Trade between the EU and Georgia has been growing steadily over the years and today the EU is Georgia’s main trading partner. The DCFTA deepens Georgia's economic ties with the EU, and includes provisions on public procurement, common customs’ rules, along with technical and sanitary standards for goods such as food items, intellectual property rights and competition rules.

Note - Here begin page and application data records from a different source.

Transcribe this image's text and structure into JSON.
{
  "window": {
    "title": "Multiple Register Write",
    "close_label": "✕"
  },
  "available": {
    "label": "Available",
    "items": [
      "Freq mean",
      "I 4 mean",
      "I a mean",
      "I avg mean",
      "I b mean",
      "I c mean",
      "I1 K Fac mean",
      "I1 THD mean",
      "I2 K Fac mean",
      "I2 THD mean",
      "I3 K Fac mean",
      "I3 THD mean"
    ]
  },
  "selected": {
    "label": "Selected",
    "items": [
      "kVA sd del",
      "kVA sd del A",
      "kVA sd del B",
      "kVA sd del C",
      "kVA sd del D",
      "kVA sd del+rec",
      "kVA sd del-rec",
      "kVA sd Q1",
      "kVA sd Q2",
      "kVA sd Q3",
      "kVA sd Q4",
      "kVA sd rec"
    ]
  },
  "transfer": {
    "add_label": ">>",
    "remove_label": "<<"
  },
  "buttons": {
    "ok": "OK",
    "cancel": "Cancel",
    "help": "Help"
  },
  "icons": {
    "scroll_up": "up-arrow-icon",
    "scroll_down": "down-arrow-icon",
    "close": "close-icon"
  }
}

The EU is also committed to supporting the Georgian Government in strengthening its export competitiveness, for example, through the setting-up of Quality Management Systems and Quality Infrastructure Systems to assure standards are met. Since September, 2017 the European Commission online portal “Export Helpdesk" changed its name into "Trade Helpdesk” - Your guide to the EU market's import rules and taxes http://trade.ec.europa.eu/tradehelp/ . This is an online service about market access to the EU.
Current Trade Figures
In accordance with 2016 Eurostat data, the EU is the most important trade partner of Georgia with 30% share in its overall trade (27% in total export and 31% imports). Georgia is the EU's 77th trade partner.
In 2016 the overall trade between the EU and Georgia slightly declined on year-on-year-basis by 2% and amounted to EUR 2.51 billion. Import from the EU to Georgia increased in that time by 6.7% while export from Georgia to the EU noted a decline of 25% compared to 2015. The price drop on raw materials and semi-finished products is mainly accountable for the decline. In terms of volume the level of exports from Georgia to the EU remained stable.
In January-March, 2017 Trade Turnover between EU and Georgia amounted to EUR 234 million. Import from the EU to Georgia increased by 2.3% and export from Georgia to the EU by 79.9%.